Leadership is about justice and justice is using that leadership (influence) for the good of others. This has been my leadership methodology for years and it has been tested in the fire!
Years ago, I was grieving over being taken advantage of over and over again. I hurt because I was surrounded by takers who were self-absorbed in their own needs and never genuinely caring for me. I would trust their words of loyalty, commitment, and partnership until I was slapped in the face with sudden, heartbreaking betrayals. The end goal for their validating and honoring words was to take what they could get from me and to manipulate me for their gain. When I had served their purpose, I was dropped like a hot potato. Even though I don’t believe most of these individuals lived with any conscious malicious intent or even an initial awareness of their manipulation, this reality was still a difficult and painful pill to swallow.
Even so, I have learned so much through these experiences. Even in betrayals–though I would not wish this pain on anyone–we have choices to make for ourselves. Will we grow bitter or better? Hard and untrusting or resilient and wise?
Here are some things that I have learned through my own journey:
1. While not always valued by some others, I know that I still hold value. I know that I cannot stop bringing that value to the table. The world needs what you carry!
2. My continued contribution to others increased my competencies as I worked hard to raise my personal leadership bar. Experience is one of the greatest teachers!

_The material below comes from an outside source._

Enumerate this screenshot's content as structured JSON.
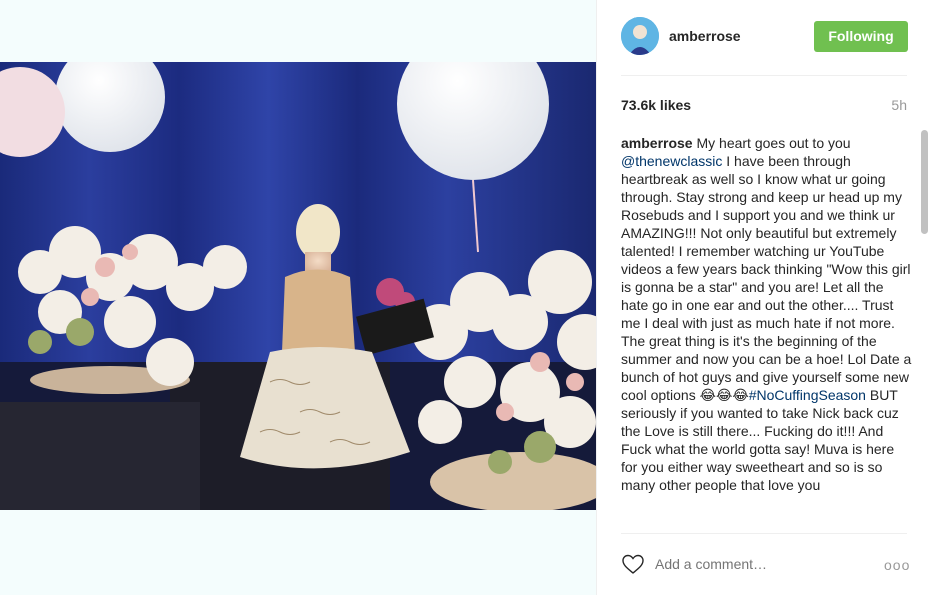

3. Through the heartache and betrayal, I was able to clearly define my calling. I knew that even through pain, my purpose must be lived out. This continues to hold me steady to my course. You learn what matters most to you when you are challenged!
4. I learned some of the things NOT to do, which is important so that those things do not sabotage what I was called to do. Learn from your present for a better future!
5. I was able to discern my personal saboteurs (too many to list) which positioned me to allow someone to take advantage of me. This alone was worth the arduous journey. We are always works in progress!
6. I extracted the good from the negative and learned when and where to make investments of my life, energy, and time.
7. I have learned that I am powerless to change another human being. I cannot work harder on someone’s growth than they are willing to do for themselves. Assess your investments and see where the scales are wrongfully tipped and adjust.
8. It is not a win-win partnership if one is doing the majority of the work and the other getting the greatest benefits. This has helped me to evaluate my levels of investment moving forward.
9. Trust must be built over the long haul and it’s not what is said but what is done that confirms the trustworthy.
10. It is always good to discern when and where I should give while knowing there will never be a return, a partnership, or any personal benefit. This keeps my heart pure and promotes a generous lifestyle.
Where will we invest our emotional energies?
I am sure that you have experienced usury and have felt the sting of flattery, deception, and manipulation. You, however, also hold the personal power to respond rather than react, learn rather than attack, and establish healthy boundaries. It is not what happens to us but what happens in us that shapes the trajectory of our life.
We have a daily choice to either focus on the betrayal, hurt, and disappointment or to focus on what can mature, advance, and bring greater levels of wisdom to our leadership.
Do not give your power to the past! Instead, become the best version of yourself today!
From one leader to another,
Dr. Melodye Hilton
‘Unmasking Prejudice: Silencing the Internal Voice of Bigotry’ invites all of us to recognize and remove the hidden masks of prejudice so that we can have a hand in changing the cultural narrative and bringing healing to our land.